- [EXERCISE OBJECTIVE]: In the entries below, find each line with the word "files" and return it.

#### MATERIAL SUPPLIED ####

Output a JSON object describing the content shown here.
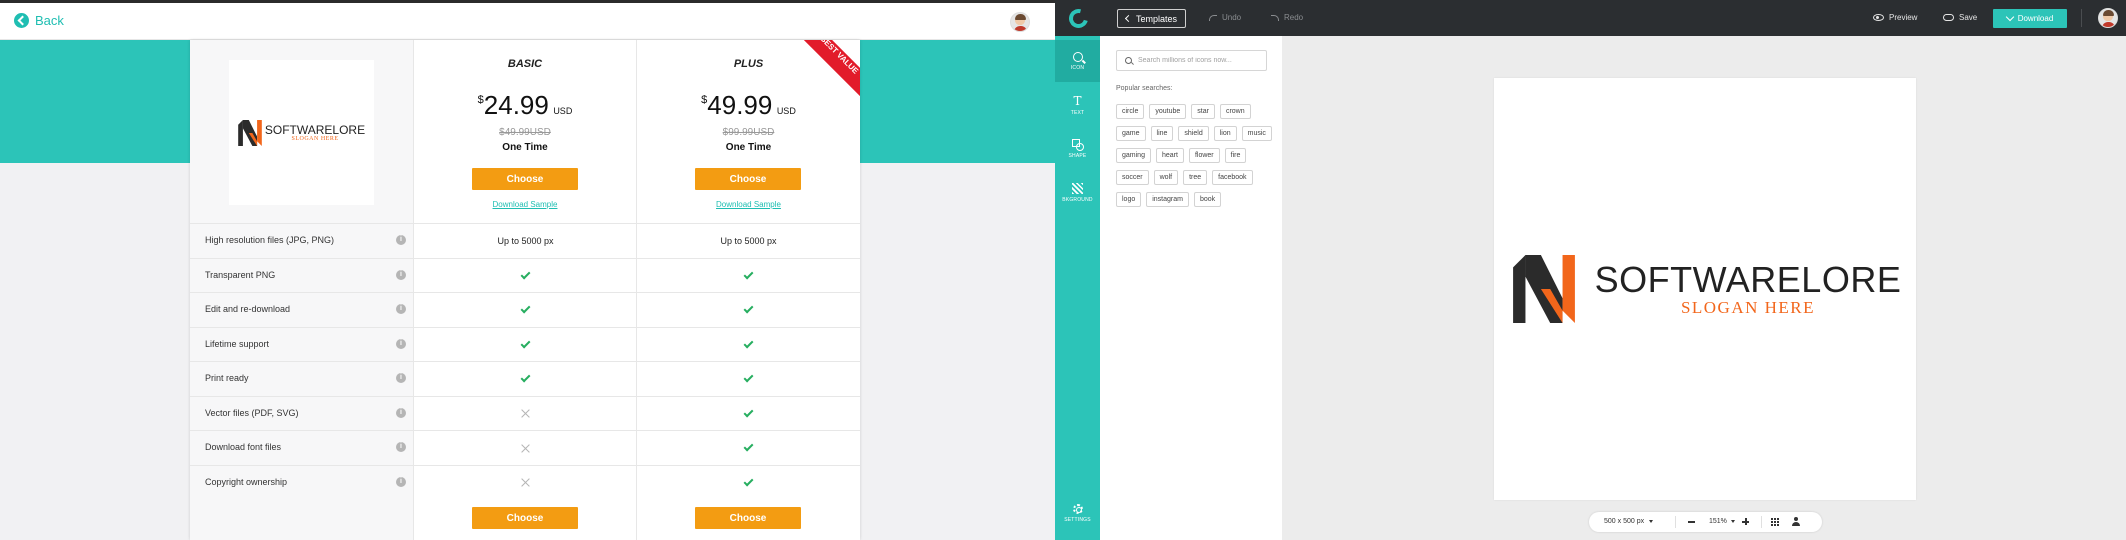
{
  "left": {
    "back_label": "Back",
    "product_logo": {
      "name": "SOFTWARELORE",
      "slogan": "SLOGAN HERE"
    },
    "plans": [
      {
        "name": "BASIC",
        "currency_symbol": "$",
        "price": "24.99",
        "currency": "USD",
        "old_price": "$49.99USD",
        "billing": "One Time",
        "choose_label": "Choose",
        "download_sample_label": "Download Sample",
        "ribbon": ""
      },
      {
        "name": "PLUS",
        "currency_symbol": "$",
        "price": "49.99",
        "currency": "USD",
        "old_price": "$99.99USD",
        "billing": "One Time",
        "choose_label": "Choose",
        "download_sample_label": "Download Sample",
        "ribbon": "BEST VALUE"
      }
    ],
    "features": [
      {
        "label": "High resolution files (JPG, PNG)",
        "basic": "Up to 5000 px",
        "plus": "Up to 5000 px"
      },
      {
        "label": "Transparent PNG",
        "basic": "check",
        "plus": "check"
      },
      {
        "label": "Edit and re-download",
        "basic": "check",
        "plus": "check"
      },
      {
        "label": "Lifetime support",
        "basic": "check",
        "plus": "check"
      },
      {
        "label": "Print ready",
        "basic": "check",
        "plus": "check"
      },
      {
        "label": "Vector files (PDF, SVG)",
        "basic": "cross",
        "plus": "check"
      },
      {
        "label": "Download font files",
        "basic": "cross",
        "plus": "check"
      },
      {
        "label": "Copyright ownership",
        "basic": "cross",
        "plus": "check"
      }
    ],
    "info_glyph": "i"
  },
  "editor": {
    "templates_label": "Templates",
    "undo_label": "Undo",
    "redo_label": "Redo",
    "preview_label": "Preview",
    "save_label": "Save",
    "download_label": "Download",
    "sidebar": {
      "icon_label": "ICON",
      "text_label": "TEXT",
      "text_glyph": "T",
      "shape_label": "SHAPE",
      "background_label": "BKGROUND",
      "settings_label": "SETTINGS"
    },
    "search": {
      "placeholder": "Search millions of icons now..."
    },
    "popular_title": "Popular searches:",
    "tags": [
      "circle",
      "youtube",
      "star",
      "crown",
      "game",
      "line",
      "shield",
      "lion",
      "music",
      "gaming",
      "heart",
      "flower",
      "fire",
      "soccer",
      "wolf",
      "tree",
      "facebook",
      "logo",
      "instagram",
      "book"
    ],
    "canvas_logo": {
      "name": "SOFTWARELORE",
      "slogan": "SLOGAN HERE"
    },
    "zoom": {
      "size": "500 x 500 px",
      "level": "151%"
    }
  },
  "colors": {
    "teal": "#2cc4b8",
    "orange_button": "#f39c12",
    "ribbon_red": "#e21b2a",
    "check_green": "#27ae60",
    "logo_orange": "#f2661b",
    "logo_dark": "#2b2b2b",
    "topbar_dark": "#2b2e31"
  },
  "icons": [
    "back-arrow-icon",
    "avatar",
    "info-icon",
    "check-icon",
    "cross-icon",
    "app-logo-icon",
    "chevron-left-icon",
    "undo-icon",
    "redo-icon",
    "eye-icon",
    "cloud-icon",
    "download-icon",
    "search-icon",
    "text-icon",
    "shape-icon",
    "background-icon",
    "gear-icon",
    "minus-icon",
    "plus-icon",
    "grid-icon",
    "person-icon"
  ]
}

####

- [TASK RESULT]:
        "label": "High resolution files (JPG, PNG)",
        "label": "Vector files (PDF, SVG)",
        "label": "Download font files",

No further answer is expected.